THE BLACK LANDSCAPE ARCHITECTS NETWORK (BLAN): Beginning in March 2011 the core group of black landscape architects from the 2010 Howard University meeting, including Kofi Boone, Associate Professor of LA at North Carolina State, CL Bohannon, Associate Professor of LA at Virginia Tech-Blacksburg, continued to meet and discuss how the group should move forward. In the interim, Smith began to develop a database of black landscape architects and sent out a Survey Monkey survey to ascertain where black landscape architects had been educated, their area of practice, and other key demographic information. There were 47-respondents to this survey. It was decided that creating another organization like ASLA or National Organization of Minority Architects (NOMA) was not a key goal of the group.
Given this decision, Smith established a LinkedIn Social Network presence, which continues into 2018. 2012 was the first year that the BLAN operated and currently there are 90 members of the BLAN, inclusive of 16 international members from Africa. The purpose of the BLAN is as follows:
Black Landscape Architecture professionals and students from around the world networking to promote opportunity, highlight accomplishments and mentor students.
The BLAN was established as an ‘invitation only’ platform to provide a free and open platform for idea sharing as well as key discussions specifically relevant to landscape architects of African heritage. As you can imagine, this caused some degree of angst within certain circles, professionally and academically. And many black landscape architects did not want to be associated with the group for personal reasons. However, it must be stated that the inception of the BLAN has had no subversive motives. Not unlike other social networks around the world it is merely a means of communication within a ‘very small’ subset of landscape architects in the United States and Internationally.
For this reason, I believe it is perfectly valid to have a closed network that benefits this very small subset of students and professionals. In addition to BLAN, Kofi Boone worked in unison during the inception of the BLAN to establish a Facebook platform specifically geared to black landscape architecture students in 2012 (an open membership platform)
LOOKING FORWARD: After almost six years in existence, we must look forward to the future of BLAN. With this in mind we will send out a Survey to gain insight into the memberships views on future direction and initiatives.
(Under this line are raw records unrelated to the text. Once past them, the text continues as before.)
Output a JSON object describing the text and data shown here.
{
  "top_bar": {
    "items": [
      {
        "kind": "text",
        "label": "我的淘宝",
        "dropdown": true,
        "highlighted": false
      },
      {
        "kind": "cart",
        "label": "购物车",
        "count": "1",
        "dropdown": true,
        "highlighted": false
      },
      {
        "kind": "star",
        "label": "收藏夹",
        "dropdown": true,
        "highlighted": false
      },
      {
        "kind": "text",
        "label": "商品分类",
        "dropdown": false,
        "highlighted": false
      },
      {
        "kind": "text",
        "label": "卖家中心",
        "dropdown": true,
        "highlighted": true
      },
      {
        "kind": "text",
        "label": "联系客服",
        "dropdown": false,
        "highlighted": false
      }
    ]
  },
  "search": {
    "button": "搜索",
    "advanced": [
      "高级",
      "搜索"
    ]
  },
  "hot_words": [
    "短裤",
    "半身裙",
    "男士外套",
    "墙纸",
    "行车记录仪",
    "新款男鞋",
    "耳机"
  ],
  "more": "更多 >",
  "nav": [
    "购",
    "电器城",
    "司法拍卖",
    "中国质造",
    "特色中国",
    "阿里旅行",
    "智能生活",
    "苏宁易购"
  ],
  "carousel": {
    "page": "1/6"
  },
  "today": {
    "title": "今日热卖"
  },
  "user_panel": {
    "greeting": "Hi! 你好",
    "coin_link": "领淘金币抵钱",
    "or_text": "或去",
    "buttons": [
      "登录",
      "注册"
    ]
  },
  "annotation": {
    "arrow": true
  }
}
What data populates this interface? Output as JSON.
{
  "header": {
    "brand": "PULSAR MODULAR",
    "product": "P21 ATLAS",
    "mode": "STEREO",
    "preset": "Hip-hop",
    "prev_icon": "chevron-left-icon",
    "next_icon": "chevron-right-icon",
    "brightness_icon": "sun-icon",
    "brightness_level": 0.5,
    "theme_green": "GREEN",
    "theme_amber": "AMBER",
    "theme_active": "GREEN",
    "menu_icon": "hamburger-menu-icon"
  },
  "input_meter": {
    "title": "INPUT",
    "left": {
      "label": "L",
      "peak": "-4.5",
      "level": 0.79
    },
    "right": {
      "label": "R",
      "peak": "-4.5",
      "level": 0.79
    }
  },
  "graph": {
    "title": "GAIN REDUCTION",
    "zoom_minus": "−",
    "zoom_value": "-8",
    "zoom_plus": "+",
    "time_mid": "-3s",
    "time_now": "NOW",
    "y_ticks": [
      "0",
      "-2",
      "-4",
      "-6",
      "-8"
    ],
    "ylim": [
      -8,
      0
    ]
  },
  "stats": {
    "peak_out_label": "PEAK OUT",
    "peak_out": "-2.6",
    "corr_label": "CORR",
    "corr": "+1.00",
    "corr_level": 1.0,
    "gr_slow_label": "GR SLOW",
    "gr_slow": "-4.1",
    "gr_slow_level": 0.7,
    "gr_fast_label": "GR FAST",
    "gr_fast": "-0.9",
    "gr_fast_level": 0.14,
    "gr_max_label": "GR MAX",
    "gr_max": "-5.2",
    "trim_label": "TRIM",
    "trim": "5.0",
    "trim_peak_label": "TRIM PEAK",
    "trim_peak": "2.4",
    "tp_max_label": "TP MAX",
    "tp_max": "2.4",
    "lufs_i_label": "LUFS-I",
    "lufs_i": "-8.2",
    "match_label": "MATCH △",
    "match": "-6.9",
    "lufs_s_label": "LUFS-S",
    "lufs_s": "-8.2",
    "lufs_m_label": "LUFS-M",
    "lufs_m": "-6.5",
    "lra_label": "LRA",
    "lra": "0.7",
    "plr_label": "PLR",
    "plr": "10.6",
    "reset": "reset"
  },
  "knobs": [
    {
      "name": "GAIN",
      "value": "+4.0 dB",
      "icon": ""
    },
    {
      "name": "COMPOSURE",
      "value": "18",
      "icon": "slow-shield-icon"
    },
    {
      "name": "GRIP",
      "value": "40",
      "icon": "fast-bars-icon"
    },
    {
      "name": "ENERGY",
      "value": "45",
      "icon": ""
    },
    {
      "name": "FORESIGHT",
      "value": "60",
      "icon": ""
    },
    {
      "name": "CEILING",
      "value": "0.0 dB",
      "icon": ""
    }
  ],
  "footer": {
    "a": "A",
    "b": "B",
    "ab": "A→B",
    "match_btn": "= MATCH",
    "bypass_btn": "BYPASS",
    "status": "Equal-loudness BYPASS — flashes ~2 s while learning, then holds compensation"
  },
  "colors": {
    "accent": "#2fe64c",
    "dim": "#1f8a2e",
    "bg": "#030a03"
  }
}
The platform is open and any member can upload News, Events and Ideas at any time. We can all also begin Dialogues on key issues to black communities locally and globally. We can highlight our Work in any area of the profession and share experiences. We can network internationally to become more globally involved within the black diaspora. I will begin this process by sending out a Call for Ideas in late March 2018. Your participation makes us stronger and helps the younger generation of black landscape architects.
I look forward to a more energized and interactive 2018 and beyond!